§ **Problem to solve**
Down to the last line, repeat the entries exactly.
═══ Data to process
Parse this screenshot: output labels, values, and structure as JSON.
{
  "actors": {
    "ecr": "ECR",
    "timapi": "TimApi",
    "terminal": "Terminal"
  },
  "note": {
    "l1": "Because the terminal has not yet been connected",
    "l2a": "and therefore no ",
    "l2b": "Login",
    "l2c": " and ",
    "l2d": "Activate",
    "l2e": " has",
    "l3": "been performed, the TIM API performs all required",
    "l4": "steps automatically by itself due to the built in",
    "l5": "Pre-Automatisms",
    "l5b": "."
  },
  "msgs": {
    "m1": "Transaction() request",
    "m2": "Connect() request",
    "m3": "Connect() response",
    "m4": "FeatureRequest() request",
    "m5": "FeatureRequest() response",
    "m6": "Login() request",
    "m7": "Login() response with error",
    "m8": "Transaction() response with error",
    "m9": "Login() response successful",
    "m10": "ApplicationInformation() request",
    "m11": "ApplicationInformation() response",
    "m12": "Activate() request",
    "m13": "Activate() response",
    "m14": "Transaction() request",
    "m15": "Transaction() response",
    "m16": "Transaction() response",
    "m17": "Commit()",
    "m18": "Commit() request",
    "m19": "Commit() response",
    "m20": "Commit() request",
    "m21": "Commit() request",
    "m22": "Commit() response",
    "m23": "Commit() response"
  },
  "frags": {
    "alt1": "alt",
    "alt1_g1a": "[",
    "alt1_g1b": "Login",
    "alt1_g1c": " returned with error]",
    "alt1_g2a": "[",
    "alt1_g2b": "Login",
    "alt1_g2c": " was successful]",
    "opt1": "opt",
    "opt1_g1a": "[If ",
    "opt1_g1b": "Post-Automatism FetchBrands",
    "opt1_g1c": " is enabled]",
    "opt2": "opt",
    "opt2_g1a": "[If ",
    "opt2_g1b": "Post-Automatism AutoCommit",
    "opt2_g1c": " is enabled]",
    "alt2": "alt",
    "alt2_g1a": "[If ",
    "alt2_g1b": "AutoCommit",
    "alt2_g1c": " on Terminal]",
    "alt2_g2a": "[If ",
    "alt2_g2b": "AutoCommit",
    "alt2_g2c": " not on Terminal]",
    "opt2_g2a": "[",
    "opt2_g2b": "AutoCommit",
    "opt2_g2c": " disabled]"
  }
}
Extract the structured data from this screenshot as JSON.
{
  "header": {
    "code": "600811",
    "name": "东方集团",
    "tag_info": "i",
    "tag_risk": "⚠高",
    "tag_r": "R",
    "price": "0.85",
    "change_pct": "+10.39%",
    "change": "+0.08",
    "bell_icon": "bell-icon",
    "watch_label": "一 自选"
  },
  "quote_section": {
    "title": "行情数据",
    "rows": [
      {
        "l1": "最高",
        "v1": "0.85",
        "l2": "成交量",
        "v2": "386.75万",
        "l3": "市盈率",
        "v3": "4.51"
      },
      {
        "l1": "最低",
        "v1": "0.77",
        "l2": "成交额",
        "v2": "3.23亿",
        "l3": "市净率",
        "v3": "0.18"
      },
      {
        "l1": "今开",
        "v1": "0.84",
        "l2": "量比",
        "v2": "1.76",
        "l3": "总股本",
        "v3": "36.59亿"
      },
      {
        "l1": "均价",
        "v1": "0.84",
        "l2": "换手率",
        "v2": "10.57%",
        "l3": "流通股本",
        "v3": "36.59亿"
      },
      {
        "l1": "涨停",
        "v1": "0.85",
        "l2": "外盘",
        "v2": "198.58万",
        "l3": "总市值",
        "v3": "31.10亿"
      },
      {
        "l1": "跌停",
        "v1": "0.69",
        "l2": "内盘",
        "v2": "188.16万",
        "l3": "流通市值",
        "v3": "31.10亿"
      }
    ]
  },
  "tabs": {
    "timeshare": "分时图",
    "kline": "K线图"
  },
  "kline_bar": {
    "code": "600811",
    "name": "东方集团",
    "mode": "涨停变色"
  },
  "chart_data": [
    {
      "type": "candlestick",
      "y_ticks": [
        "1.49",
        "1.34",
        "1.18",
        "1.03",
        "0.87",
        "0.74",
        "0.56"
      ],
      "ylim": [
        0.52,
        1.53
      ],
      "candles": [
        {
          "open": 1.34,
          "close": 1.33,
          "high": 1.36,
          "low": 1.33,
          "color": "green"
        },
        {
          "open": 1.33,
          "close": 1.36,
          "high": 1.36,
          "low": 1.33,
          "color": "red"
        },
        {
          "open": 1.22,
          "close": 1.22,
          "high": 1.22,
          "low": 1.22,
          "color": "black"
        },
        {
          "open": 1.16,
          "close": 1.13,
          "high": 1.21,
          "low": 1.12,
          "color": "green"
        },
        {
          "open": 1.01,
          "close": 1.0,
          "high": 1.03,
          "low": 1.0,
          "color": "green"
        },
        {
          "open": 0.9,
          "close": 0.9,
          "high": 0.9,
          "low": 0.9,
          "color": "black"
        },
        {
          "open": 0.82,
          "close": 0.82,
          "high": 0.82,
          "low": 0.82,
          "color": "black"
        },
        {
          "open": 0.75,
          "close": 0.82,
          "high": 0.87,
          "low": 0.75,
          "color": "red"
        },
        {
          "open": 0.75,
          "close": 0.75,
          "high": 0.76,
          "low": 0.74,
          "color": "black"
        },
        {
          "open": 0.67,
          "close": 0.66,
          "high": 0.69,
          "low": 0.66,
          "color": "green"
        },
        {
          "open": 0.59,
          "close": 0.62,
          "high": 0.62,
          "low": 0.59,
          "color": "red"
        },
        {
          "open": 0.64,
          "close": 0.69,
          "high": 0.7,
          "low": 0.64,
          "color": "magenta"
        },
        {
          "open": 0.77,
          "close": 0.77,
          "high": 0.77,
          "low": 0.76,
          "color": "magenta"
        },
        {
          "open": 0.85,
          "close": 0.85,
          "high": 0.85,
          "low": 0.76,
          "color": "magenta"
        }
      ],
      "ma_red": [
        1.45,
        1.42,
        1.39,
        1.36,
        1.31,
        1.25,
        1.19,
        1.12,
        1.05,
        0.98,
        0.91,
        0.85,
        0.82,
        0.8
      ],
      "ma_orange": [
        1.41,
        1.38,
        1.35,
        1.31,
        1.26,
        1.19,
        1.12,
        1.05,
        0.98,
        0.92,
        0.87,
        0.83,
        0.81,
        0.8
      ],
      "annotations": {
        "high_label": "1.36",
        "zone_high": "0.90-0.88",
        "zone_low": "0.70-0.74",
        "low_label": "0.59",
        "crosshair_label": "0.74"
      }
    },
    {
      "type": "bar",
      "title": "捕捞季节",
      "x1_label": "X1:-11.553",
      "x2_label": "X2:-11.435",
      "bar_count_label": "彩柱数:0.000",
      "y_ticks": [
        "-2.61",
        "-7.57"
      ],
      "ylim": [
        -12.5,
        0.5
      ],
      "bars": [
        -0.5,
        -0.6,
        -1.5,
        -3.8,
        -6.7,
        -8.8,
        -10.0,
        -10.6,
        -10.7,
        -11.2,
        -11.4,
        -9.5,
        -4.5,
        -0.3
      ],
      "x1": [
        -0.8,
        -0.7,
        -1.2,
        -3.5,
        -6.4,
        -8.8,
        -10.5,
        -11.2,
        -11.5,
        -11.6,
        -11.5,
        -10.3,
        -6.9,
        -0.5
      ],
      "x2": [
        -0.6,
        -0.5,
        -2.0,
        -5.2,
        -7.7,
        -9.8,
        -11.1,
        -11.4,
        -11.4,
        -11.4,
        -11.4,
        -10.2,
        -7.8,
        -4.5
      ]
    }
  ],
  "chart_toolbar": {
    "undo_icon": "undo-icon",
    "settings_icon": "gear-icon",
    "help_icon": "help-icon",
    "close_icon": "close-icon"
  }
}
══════
§ **Answer box**
Parse this screenshot: output labels, values, and structure as JSON.
{
  "actors": {
    "ecr": "ECR",
    "timapi": "TimApi",
    "terminal": "Terminal"
  },
  "note": {
    "l1": "Because the terminal has not yet been connected",
    "l2a": "and therefore no ",
    "l2b": "Login",
    "l2c": " and ",
    "l2d": "Activate",
    "l2e": " has",
    "l3": "been performed, the TIM API performs all required",
    "l4": "steps automatically by itself due to the built in",
    "l5": "Pre-Automatisms",
    "l5b": "."
  },
  "msgs": {
    "m1": "Transaction() request",
    "m2": "Connect() request",
    "m3": "Connect() response",
    "m4": "FeatureRequest() request",
    "m5": "FeatureRequest() response",
    "m6": "Login() request",
    "m7": "Login() response with error",
    "m8": "Transaction() response with error",
    "m9": "Login() response successful",
    "m10": "ApplicationInformation() request",
    "m11": "ApplicationInformation() response",
    "m12": "Activate() request",
    "m13": "Activate() response",
    "m14": "Transaction() request",
    "m15": "Transaction() response",
    "m16": "Transaction() response",
    "m17": "Commit()",
    "m18": "Commit() request",
    "m19": "Commit() response",
    "m20": "Commit() request",
    "m21": "Commit() request",
    "m22": "Commit() response",
    "m23": "Commit() response"
  },
  "frags": {
    "alt1": "alt",
    "alt1_g1a": "[",
    "alt1_g1b": "Login",
    "alt1_g1c": " returned with error]",
    "alt1_g2a": "[",
    "alt1_g2b": "Login",
    "alt1_g2c": " was successful]",
    "opt1": "opt",
    "opt1_g1a": "[If ",
    "opt1_g1b": "Post-Automatism FetchBrands",
    "opt1_g1c": " is enabled]",
    "opt2": "opt",
    "opt2_g1a": "[If ",
    "opt2_g1b": "Post-Automatism AutoCommit",
    "opt2_g1c": " is enabled]",
    "alt2": "alt",
    "alt2_g1a": "[If ",
    "alt2_g1b": "AutoCommit",
    "alt2_g1c": " on Terminal]",
    "alt2_g2a": "[If ",
    "alt2_g2b": "AutoCommit",
    "alt2_g2c": " not on Terminal]",
    "opt2_g2a": "[",
    "opt2_g2b": "AutoCommit",
    "opt2_g2c": " disabled]"
  }
}
Extract the structured data from this screenshot as JSON.
{
  "header": {
    "code": "600811",
    "name": "东方集团",
    "tag_info": "i",
    "tag_risk": "⚠高",
    "tag_r": "R",
    "price": "0.85",
    "change_pct": "+10.39%",
    "change": "+0.08",
    "bell_icon": "bell-icon",
    "watch_label": "一 自选"
  },
  "quote_section": {
    "title": "行情数据",
    "rows": [
      {
        "l1": "最高",
        "v1": "0.85",
        "l2": "成交量",
        "v2": "386.75万",
        "l3": "市盈率",
        "v3": "4.51"
      },
      {
        "l1": "最低",
        "v1": "0.77",
        "l2": "成交额",
        "v2": "3.23亿",
        "l3": "市净率",
        "v3": "0.18"
      },
      {
        "l1": "今开",
        "v1": "0.84",
        "l2": "量比",
        "v2": "1.76",
        "l3": "总股本",
        "v3": "36.59亿"
      },
      {
        "l1": "均价",
        "v1": "0.84",
        "l2": "换手率",
        "v2": "10.57%",
        "l3": "流通股本",
        "v3": "36.59亿"
      },
      {
        "l1": "涨停",
        "v1": "0.85",
        "l2": "外盘",
        "v2": "198.58万",
        "l3": "总市值",
        "v3": "31.10亿"
      },
      {
        "l1": "跌停",
        "v1": "0.69",
        "l2": "内盘",
        "v2": "188.16万",
        "l3": "流通市值",
        "v3": "31.10亿"
      }
    ]
  },
  "tabs": {
    "timeshare": "分时图",
    "kline": "K线图"
  },
  "kline_bar": {
    "code": "600811",
    "name": "东方集团",
    "mode": "涨停变色"
  },
  "chart_data": [
    {
      "type": "candlestick",
      "y_ticks": [
        "1.49",
        "1.34",
        "1.18",
        "1.03",
        "0.87",
        "0.74",
        "0.56"
      ],
      "ylim": [
        0.52,
        1.53
      ],
      "candles": [
        {
          "open": 1.34,
          "close": 1.33,
          "high": 1.36,
          "low": 1.33,
          "color": "green"
        },
        {
          "open": 1.33,
          "close": 1.36,
          "high": 1.36,
          "low": 1.33,
          "color": "red"
        },
        {
          "open": 1.22,
          "close": 1.22,
          "high": 1.22,
          "low": 1.22,
          "color": "black"
        },
        {
          "open": 1.16,
          "close": 1.13,
          "high": 1.21,
          "low": 1.12,
          "color": "green"
        },
        {
          "open": 1.01,
          "close": 1.0,
          "high": 1.03,
          "low": 1.0,
          "color": "green"
        },
        {
          "open": 0.9,
          "close": 0.9,
          "high": 0.9,
          "low": 0.9,
          "color": "black"
        },
        {
          "open": 0.82,
          "close": 0.82,
          "high": 0.82,
          "low": 0.82,
          "color": "black"
        },
        {
          "open": 0.75,
          "close": 0.82,
          "high": 0.87,
          "low": 0.75,
          "color": "red"
        },
        {
          "open": 0.75,
          "close": 0.75,
          "high": 0.76,
          "low": 0.74,
          "color": "black"
        },
        {
          "open": 0.67,
          "close": 0.66,
          "high": 0.69,
          "low": 0.66,
          "color": "green"
        },
        {
          "open": 0.59,
          "close": 0.62,
          "high": 0.62,
          "low": 0.59,
          "color": "red"
        },
        {
          "open": 0.64,
          "close": 0.69,
          "high": 0.7,
          "low": 0.64,
          "color": "magenta"
        },
        {
          "open": 0.77,
          "close": 0.77,
          "high": 0.77,
          "low": 0.76,
          "color": "magenta"
        },
        {
          "open": 0.85,
          "close": 0.85,
          "high": 0.85,
          "low": 0.76,
          "color": "magenta"
        }
      ],
      "ma_red": [
        1.45,
        1.42,
        1.39,
        1.36,
        1.31,
        1.25,
        1.19,
        1.12,
        1.05,
        0.98,
        0.91,
        0.85,
        0.82,
        0.8
      ],
      "ma_orange": [
        1.41,
        1.38,
        1.35,
        1.31,
        1.26,
        1.19,
        1.12,
        1.05,
        0.98,
        0.92,
        0.87,
        0.83,
        0.81,
        0.8
      ],
      "annotations": {
        "high_label": "1.36",
        "zone_high": "0.90-0.88",
        "zone_low": "0.70-0.74",
        "low_label": "0.59",
        "crosshair_label": "0.74"
      }
    },
    {
      "type": "bar",
      "title": "捕捞季节",
      "x1_label": "X1:-11.553",
      "x2_label": "X2:-11.435",
      "bar_count_label": "彩柱数:0.000",
      "y_ticks": [
        "-2.61",
        "-7.57"
      ],
      "ylim": [
        -12.5,
        0.5
      ],
      "bars": [
        -0.5,
        -0.6,
        -1.5,
        -3.8,
        -6.7,
        -8.8,
        -10.0,
        -10.6,
        -10.7,
        -11.2,
        -11.4,
        -9.5,
        -4.5,
        -0.3
      ],
      "x1": [
        -0.8,
        -0.7,
        -1.2,
        -3.5,
        -6.4,
        -8.8,
        -10.5,
        -11.2,
        -11.5,
        -11.6,
        -11.5,
        -10.3,
        -6.9,
        -0.5
      ],
      "x2": [
        -0.6,
        -0.5,
        -2.0,
        -5.2,
        -7.7,
        -9.8,
        -11.1,
        -11.4,
        -11.4,
        -11.4,
        -11.4,
        -10.2,
        -7.8,
        -4.5
      ]
    }
  ],
  "chart_toolbar": {
    "undo_icon": "undo-icon",
    "settings_icon": "gear-icon",
    "help_icon": "help-icon",
    "close_icon": "close-icon"
  }
}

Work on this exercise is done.